Potential severe complications of fast heart rates depend on which type of tachycardia you have, how fast your heart is beating, how long your rapid heart rate lasts, and whether or not you have other heart conditions.
Some of the more serious complications include:
The treatment you receive will depend on your symptoms and the type of heart condition you have.
- cardiopulmonary resuscitation
- cardioversion, which is an electric shock that restores your heart to a normal beat
- IV medications
A healthcare professional may recommend medications to slow your heart rate and prevent further episodes of rapid heart rate. These medications may include antiarrhythmic drugs such as:
Sometimes, surgical procedures may be necessary to treat a fast heart rate. These include:

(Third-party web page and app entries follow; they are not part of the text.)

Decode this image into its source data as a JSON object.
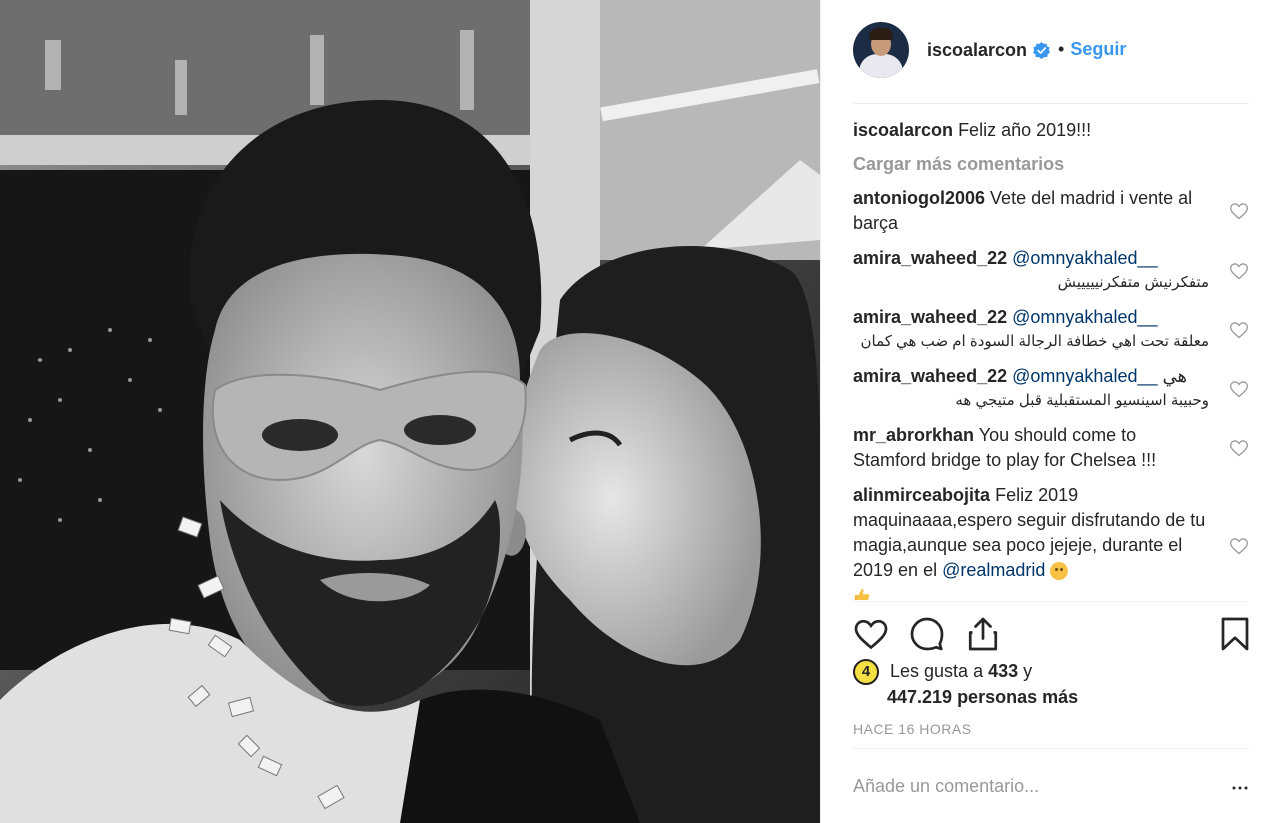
{
  "post": {
    "username": "isco​alarcon",
    "verified": true,
    "follow_label": "Seguir",
    "dot": "•",
    "caption": {
      "user": "iscoalarcon",
      "text": "Feliz año 2019!!!"
    },
    "load_more_label": "Cargar más comentarios",
    "comments": [
      {
        "user": "antoniogol2006",
        "text": "Vete del madrid i vente al barça"
      },
      {
        "user": "amira_waheed_22",
        "mention": "@omnyakhaled__",
        "arabic": "متفكرنيش متفكرنيييييش"
      },
      {
        "user": "amira_waheed_22",
        "mention": "@omnyakhaled__",
        "arabic": "معلقة تحت اهي خطافة الرجالة السودة ام ضب هي كمان"
      },
      {
        "user": "amira_waheed_22",
        "mention": "@omnyakhaled__",
        "arabic_inline": "هي",
        "arabic": "وحبيبة اسينسيو المستقبلية قبل متيجي هه"
      },
      {
        "user": "mr_abrorkhan",
        "text": "You should come to Stamford bridge to play for Chelsea !!!"
      },
      {
        "user": "alinmirceabojita",
        "text": "Feliz 2019 maquinaaaa,espero seguir disfrutando de tu magia,aunque sea poco jejeje, durante el 2019 en el",
        "mention": "@realmadrid"
      }
    ],
    "likes": {
      "badge": "4",
      "prefix": "Les gusta a",
      "count": "433",
      "conj": "y",
      "others": "447.219 personas más"
    },
    "time": "HACE 16 HORAS",
    "add_comment_placeholder": "Añade un comentario..."
  },
  "icons": {
    "verified": "verified-badge-icon",
    "like": "heart-icon",
    "comment": "comment-icon",
    "share": "share-icon",
    "save": "bookmark-icon",
    "more": "more-options-icon"
  },
  "colors": {
    "link": "#3897f0",
    "mention": "#003569",
    "muted": "#999999",
    "text": "#262626",
    "divider": "#efefef"
  }
}
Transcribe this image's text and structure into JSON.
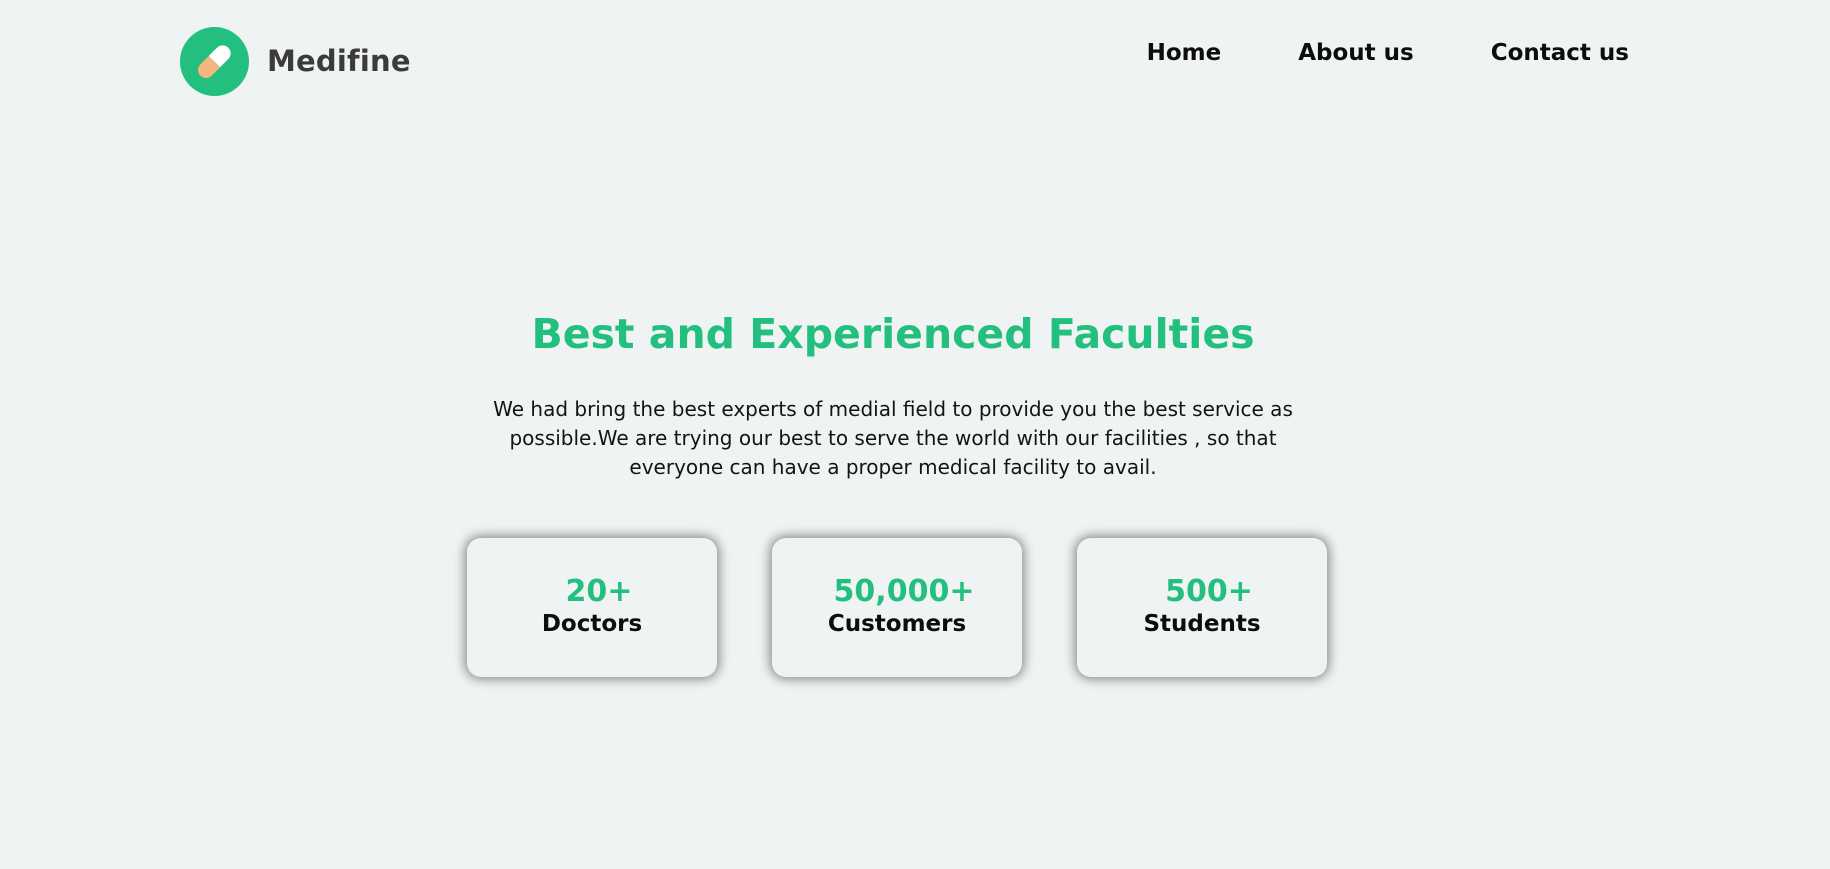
{
  "brand": {
    "name": "Medifine",
    "icon": "pill-icon",
    "accent_color": "#22bf7e"
  },
  "nav": {
    "items": [
      {
        "label": "Home"
      },
      {
        "label": "About us"
      },
      {
        "label": "Contact us"
      }
    ]
  },
  "hero": {
    "title": "Best and Experienced Faculties",
    "description": "We had bring the best experts of medial field to provide you the best service as possible.We are trying our best to serve the world with our facilities , so that everyone can have a proper medical facility to avail."
  },
  "stats": [
    {
      "value": "20+",
      "label": "Doctors"
    },
    {
      "value": "50,000+",
      "label": "Customers"
    },
    {
      "value": "500+",
      "label": "Students"
    }
  ],
  "colors": {
    "background": "#eff3f3",
    "accent": "#22bf7e",
    "text": "#111111",
    "pill_light": "#ffffff",
    "pill_dark": "#f3b77f"
  }
}
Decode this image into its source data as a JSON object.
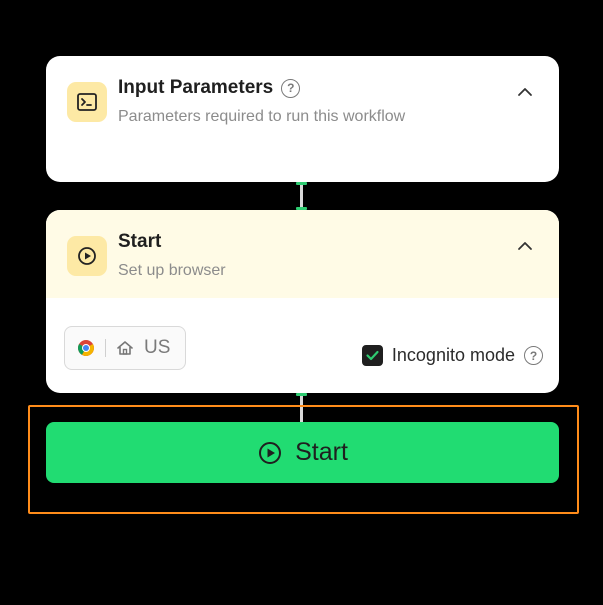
{
  "input_node": {
    "title": "Input Parameters",
    "subtitle": "Parameters required to run this workflow",
    "icon": "terminal-icon"
  },
  "start_node": {
    "title": "Start",
    "subtitle": "Set up browser",
    "icon": "play-circle-icon",
    "browser": {
      "icon": "chrome-icon",
      "region_icon": "home-icon",
      "region": "US"
    },
    "incognito": {
      "label": "Incognito mode",
      "checked": true
    }
  },
  "start_button": {
    "label": "Start",
    "icon": "play-circle-icon"
  },
  "colors": {
    "accent": "#21dc72",
    "highlight": "#ff8c1a",
    "node_icon_bg": "#fde9a5",
    "start_header_bg": "#fffbe6"
  }
}
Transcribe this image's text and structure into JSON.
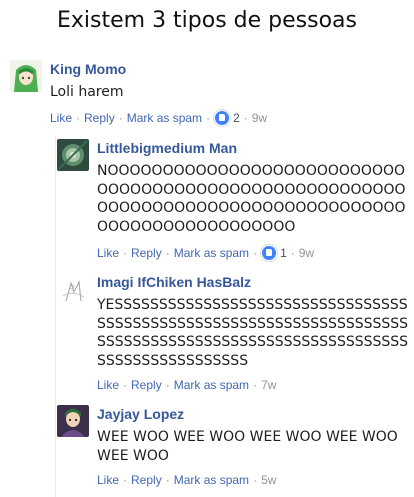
{
  "title": "Existem 3 tipos de pessoas",
  "comments": [
    {
      "name": "King Momo",
      "text": "Loli harem",
      "like": "Like",
      "reply": "Reply",
      "spam": "Mark as spam",
      "reactions": "2",
      "time": "9w"
    },
    {
      "name": "Littlebigmedium Man",
      "text": "NOOOOOOOOOOOOOOOOOOOOOOOOOOOOOOOOOOOOOOOOOOOOOOOOOOOOOOOOOOOOOOOOOOOOOOOOOOOOOOOOOOOOOOOOOOOOOOOOOOOOO",
      "like": "Like",
      "reply": "Reply",
      "spam": "Mark as spam",
      "reactions": "1",
      "time": "9w"
    },
    {
      "name": "Imagi IfChiken HasBalz",
      "text": "YESSSSSSSSSSSSSSSSSSSSSSSSSSSSSSSSSSSSSSSSSSSSSSSSSSSSSSSSSSSSSSSSSSSSSSSSSSSSSSSSSSSSSSSSSSSSSSSSSSSSSSSSSSSSSSSSSSSSSSSS",
      "like": "Like",
      "reply": "Reply",
      "spam": "Mark as spam",
      "time": "7w"
    },
    {
      "name": "Jayjay Lopez",
      "text": "WEE WOO WEE WOO WEE WOO WEE WOO WEE WOO",
      "like": "Like",
      "reply": "Reply",
      "spam": "Mark as spam",
      "time": "5w"
    }
  ],
  "colors": {
    "link": "#4267b2",
    "name": "#365899",
    "meta": "#90949c",
    "reaction": "#4080ff"
  }
}
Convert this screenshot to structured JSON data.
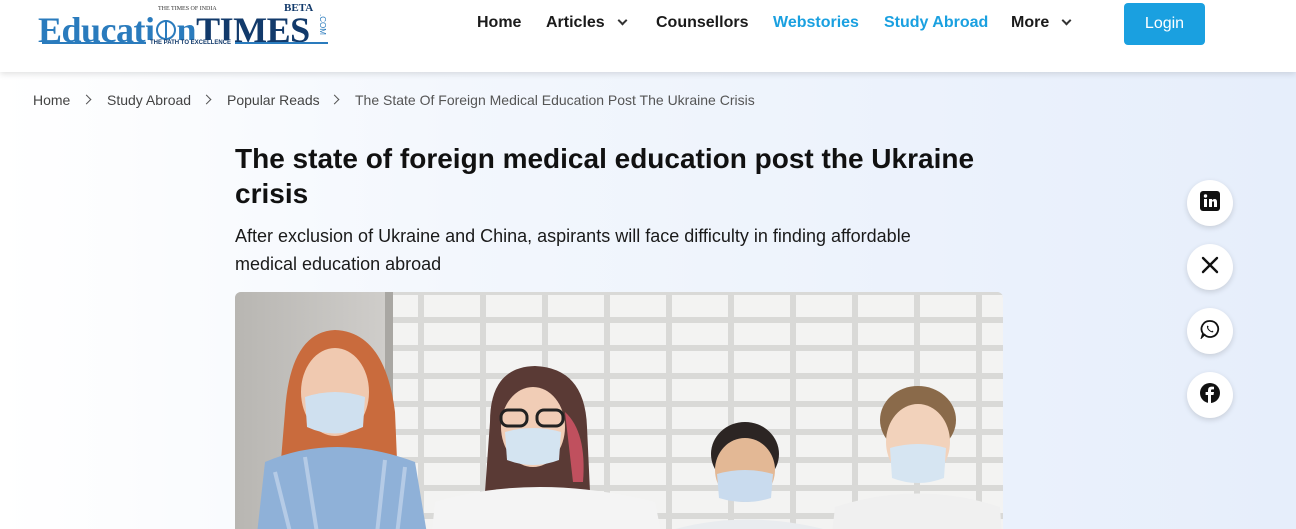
{
  "header": {
    "logo": {
      "main_left": "Educati",
      "main_right": "n",
      "times": "TIMES",
      "beta": "BETA",
      "publisher": "THE TIMES OF INDIA",
      "tagline": "THE PATH TO EXCELLENCE",
      "suffix": ".COM"
    },
    "nav": [
      {
        "label": "Home",
        "has_dropdown": false,
        "color": "#1a1a1a"
      },
      {
        "label": "Articles",
        "has_dropdown": true,
        "color": "#1a1a1a"
      },
      {
        "label": "Counsellors",
        "has_dropdown": false,
        "color": "#1a1a1a"
      },
      {
        "label": "Webstories",
        "has_dropdown": false,
        "color": "#1aa0e0"
      },
      {
        "label": "Study Abroad",
        "has_dropdown": false,
        "color": "#1aa0e0"
      },
      {
        "label": "More",
        "has_dropdown": true,
        "color": "#1a1a1a"
      }
    ],
    "login_label": "Login"
  },
  "breadcrumb": [
    "Home",
    "Study Abroad",
    "Popular Reads",
    "The State Of Foreign Medical Education Post The Ukraine Crisis"
  ],
  "article": {
    "title": "The state of foreign medical education post the Ukraine crisis",
    "subtitle": "After exclusion of Ukraine and China, aspirants will face difficulty in finding affordable medical education abroad",
    "image_description_icon": "students-wearing-masks-photo"
  },
  "share": [
    {
      "icon": "linkedin-icon"
    },
    {
      "icon": "x-twitter-icon"
    },
    {
      "icon": "whatsapp-icon"
    },
    {
      "icon": "facebook-icon"
    }
  ],
  "colors": {
    "accent": "#1aa0e0",
    "brand_dark": "#123a6b",
    "brand_light": "#2a7bbd"
  }
}
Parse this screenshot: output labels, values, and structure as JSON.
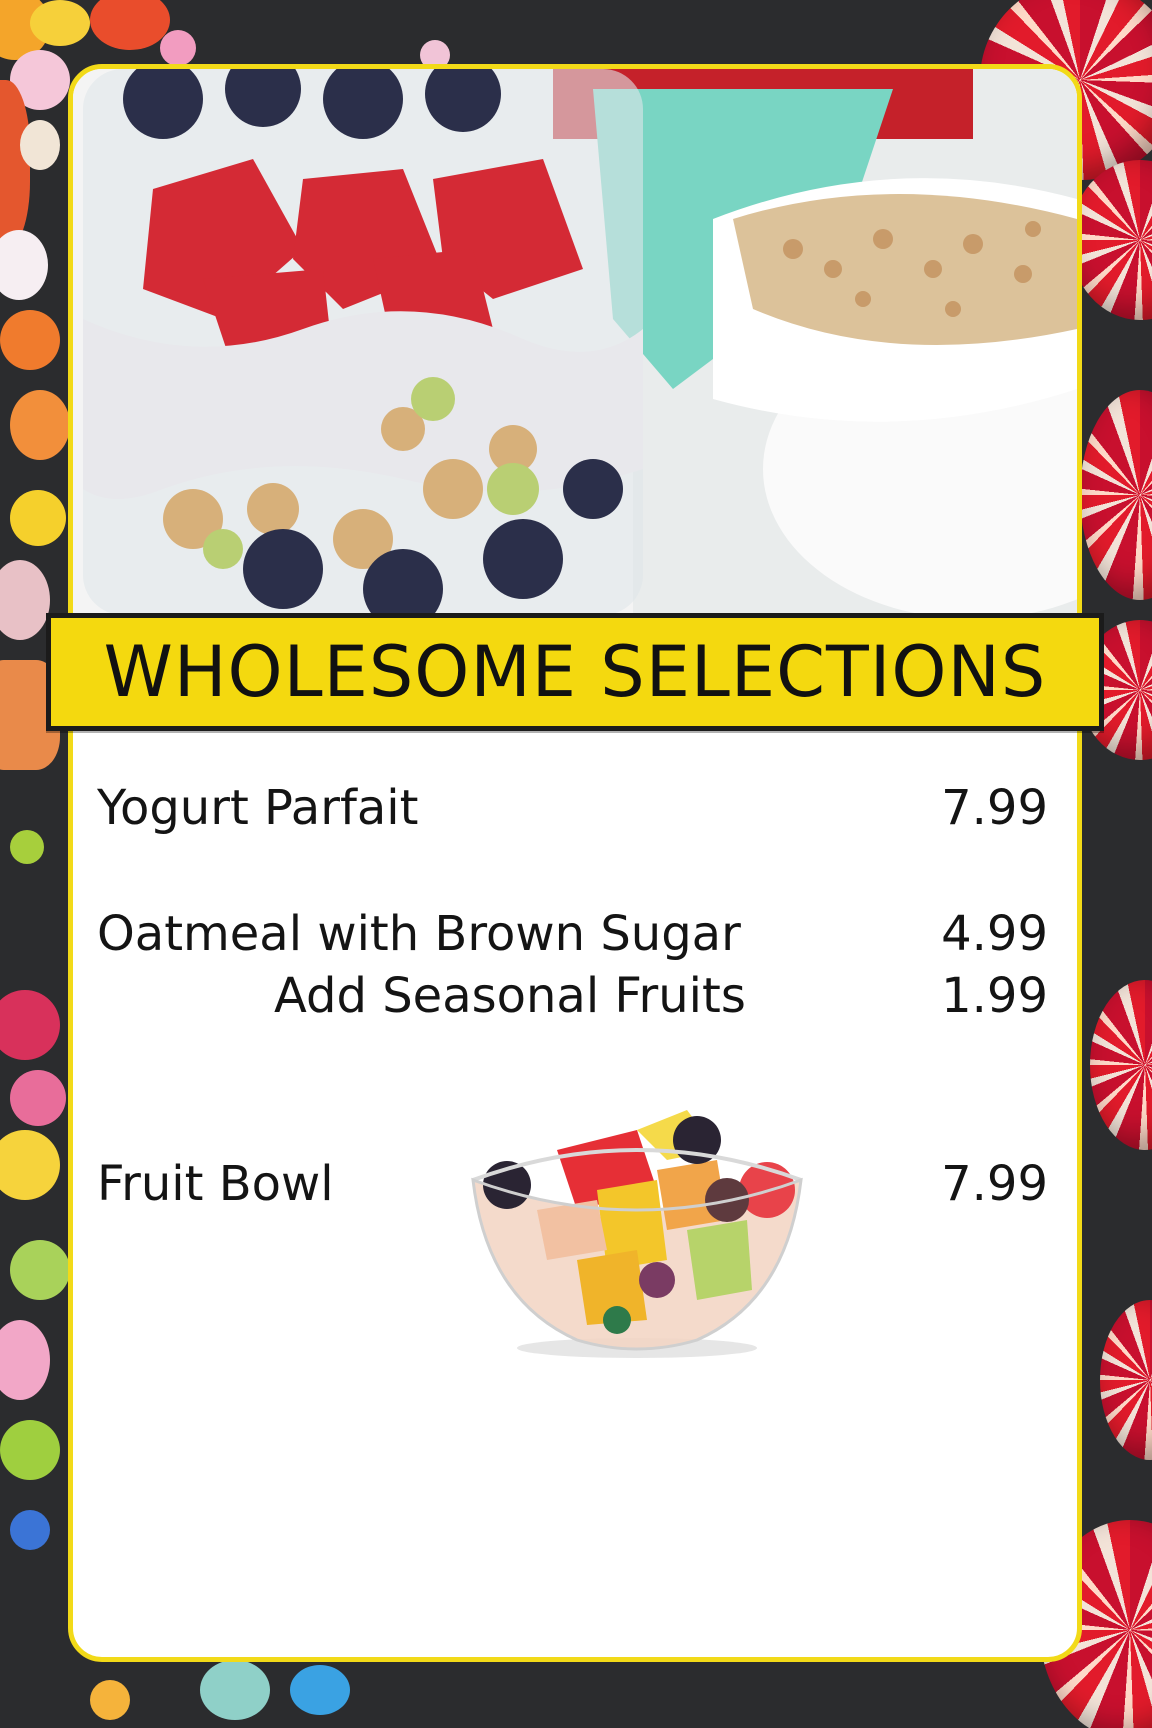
{
  "menu": {
    "title": "WHOLESOME SELECTIONS",
    "items": [
      {
        "name": "Yogurt Parfait",
        "price": "7.99"
      },
      {
        "name": "Oatmeal with Brown Sugar",
        "price": "4.99"
      },
      {
        "name": "Add Seasonal Fruits",
        "price": "1.99"
      },
      {
        "name": "Fruit Bowl",
        "price": "7.99"
      }
    ]
  },
  "colors": {
    "accent_yellow": "#f4d90f",
    "card_border": "#f2da18",
    "text": "#141414",
    "background": "#2b2c2e"
  },
  "images": {
    "hero": "yogurt-parfait-jar-photo",
    "item_photo": "fruit-bowl-photo",
    "background": "candy-and-lollipops-photo"
  }
}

- Radiofrequency ablation: This procedure destroys the heart tissue causing abnormal beats. Doctors may use it to treat certain conditions that are causing a fast heart rate, such as AFib.
- Implantation of a cardioverter-defibrillator: Doctors may implant a device that detects life threatening rapid heart rates and automatically sends an electric shock to the heart to restore normal rhythm. This device is especially useful for people with ventricular tachycardia or AFib.
If you have a high resting heart rate, your doctor may recommend making certain lifestyle changes. These can have a significant impact on lowering your resting heart rate.
For example, you could try exercising more where possible. Increased fitness can improve your overall physical conditioning and result in a lower resting heart rate.
However, if your high heart rate is happening due to an underlying condition, exercise may trigger or worsen the condition. So, always discuss lifestyle changes with a doctor first.
Doctors may also suggest making certain dietary changes, including:
- limiting possible triggers, such as caffeine or alcohol
- trying certain supplements, such as alpha-lipoic acid, with a doctor’s supervision
- consuming a cardiac diet to help promote overall heart health, making sure to include:
If you have concerns about your heart rate, discuss these with your physician to see what steps you could take for better heart health.
If you experience a fast heart rate alongside symptoms such as fainting, chest pain, or difficulty breathing, you need emergency medical attention.
If you feel concerned about having a fast heart rate, contact your doctor. They can help rule out underlying causes.
Experiencing a fast heart rate can be alarming. Some people may notice heart palpitations or a pounding in their chest, while others may not experience any symptoms at all.
A fast heart rate can result from certain lifestyle factors, like consuming a lot of caffeine or experiencing stress. Or it could signify an underlying condition, such as arrhythmia or AFib.